* _REQUIRED WORK_: The material must be repeated exactly, with every line intact.

* _PROVIDED MATERIAL_:

- Opening Delimiter -

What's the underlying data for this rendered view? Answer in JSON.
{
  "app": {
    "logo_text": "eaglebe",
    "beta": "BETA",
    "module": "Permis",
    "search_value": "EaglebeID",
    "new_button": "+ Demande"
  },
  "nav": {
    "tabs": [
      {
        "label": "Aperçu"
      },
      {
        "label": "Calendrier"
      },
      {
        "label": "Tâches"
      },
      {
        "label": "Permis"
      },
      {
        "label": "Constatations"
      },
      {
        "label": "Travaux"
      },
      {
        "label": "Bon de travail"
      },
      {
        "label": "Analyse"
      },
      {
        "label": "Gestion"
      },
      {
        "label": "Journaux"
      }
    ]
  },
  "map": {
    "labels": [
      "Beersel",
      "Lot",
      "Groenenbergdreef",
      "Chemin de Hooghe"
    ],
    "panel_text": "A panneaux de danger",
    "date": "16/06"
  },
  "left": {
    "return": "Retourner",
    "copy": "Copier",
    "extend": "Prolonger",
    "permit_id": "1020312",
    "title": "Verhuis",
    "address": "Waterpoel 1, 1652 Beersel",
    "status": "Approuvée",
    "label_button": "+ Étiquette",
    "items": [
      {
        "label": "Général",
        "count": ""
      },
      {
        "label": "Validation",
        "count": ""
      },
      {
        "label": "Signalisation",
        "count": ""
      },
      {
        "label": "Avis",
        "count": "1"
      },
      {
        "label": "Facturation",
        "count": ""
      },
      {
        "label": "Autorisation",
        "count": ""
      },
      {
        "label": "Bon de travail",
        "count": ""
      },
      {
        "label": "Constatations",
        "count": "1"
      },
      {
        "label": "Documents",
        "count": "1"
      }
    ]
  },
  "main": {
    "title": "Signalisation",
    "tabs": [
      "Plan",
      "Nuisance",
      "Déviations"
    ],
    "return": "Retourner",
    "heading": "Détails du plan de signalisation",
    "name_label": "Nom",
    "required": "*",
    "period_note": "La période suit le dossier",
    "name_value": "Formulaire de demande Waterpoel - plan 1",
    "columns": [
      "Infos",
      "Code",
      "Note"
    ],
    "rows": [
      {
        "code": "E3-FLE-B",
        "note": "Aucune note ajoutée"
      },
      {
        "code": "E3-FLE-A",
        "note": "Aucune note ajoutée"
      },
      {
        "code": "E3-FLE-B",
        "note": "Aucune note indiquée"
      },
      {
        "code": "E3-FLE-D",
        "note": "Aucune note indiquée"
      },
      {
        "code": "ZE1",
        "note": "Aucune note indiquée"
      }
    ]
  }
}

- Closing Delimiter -

* _EXERCISE OUTPUT_:
What's the underlying data for this rendered view? Answer in JSON.
{
  "app": {
    "logo_text": "eaglebe",
    "beta": "BETA",
    "module": "Permis",
    "search_value": "EaglebeID",
    "new_button": "+ Demande"
  },
  "nav": {
    "tabs": [
      {
        "label": "Aperçu"
      },
      {
        "label": "Calendrier"
      },
      {
        "label": "Tâches"
      },
      {
        "label": "Permis"
      },
      {
        "label": "Constatations"
      },
      {
        "label": "Travaux"
      },
      {
        "label": "Bon de travail"
      },
      {
        "label": "Analyse"
      },
      {
        "label": "Gestion"
      },
      {
        "label": "Journaux"
      }
    ]
  },
  "map": {
    "labels": [
      "Beersel",
      "Lot",
      "Groenenbergdreef",
      "Chemin de Hooghe"
    ],
    "panel_text": "A panneaux de danger",
    "date": "16/06"
  },
  "left": {
    "return": "Retourner",
    "copy": "Copier",
    "extend": "Prolonger",
    "permit_id": "1020312",
    "title": "Verhuis",
    "address": "Waterpoel 1, 1652 Beersel",
    "status": "Approuvée",
    "label_button": "+ Étiquette",
    "items": [
      {
        "label": "Général",
        "count": ""
      },
      {
        "label": "Validation",
        "count": ""
      },
      {
        "label": "Signalisation",
        "count": ""
      },
      {
        "label": "Avis",
        "count": "1"
      },
      {
        "label": "Facturation",
        "count": ""
      },
      {
        "label": "Autorisation",
        "count": ""
      },
      {
        "label": "Bon de travail",
        "count": ""
      },
      {
        "label": "Constatations",
        "count": "1"
      },
      {
        "label": "Documents",
        "count": "1"
      }
    ]
  },
  "main": {
    "title": "Signalisation",
    "tabs": [
      "Plan",
      "Nuisance",
      "Déviations"
    ],
    "return": "Retourner",
    "heading": "Détails du plan de signalisation",
    "name_label": "Nom",
    "required": "*",
    "period_note": "La période suit le dossier",
    "name_value": "Formulaire de demande Waterpoel - plan 1",
    "columns": [
      "Infos",
      "Code",
      "Note"
    ],
    "rows": [
      {
        "code": "E3-FLE-B",
        "note": "Aucune note ajoutée"
      },
      {
        "code": "E3-FLE-A",
        "note": "Aucune note ajoutée"
      },
      {
        "code": "E3-FLE-B",
        "note": "Aucune note indiquée"
      },
      {
        "code": "E3-FLE-D",
        "note": "Aucune note indiquée"
      },
      {
        "code": "ZE1",
        "note": "Aucune note indiquée"
      }
    ]
  }
}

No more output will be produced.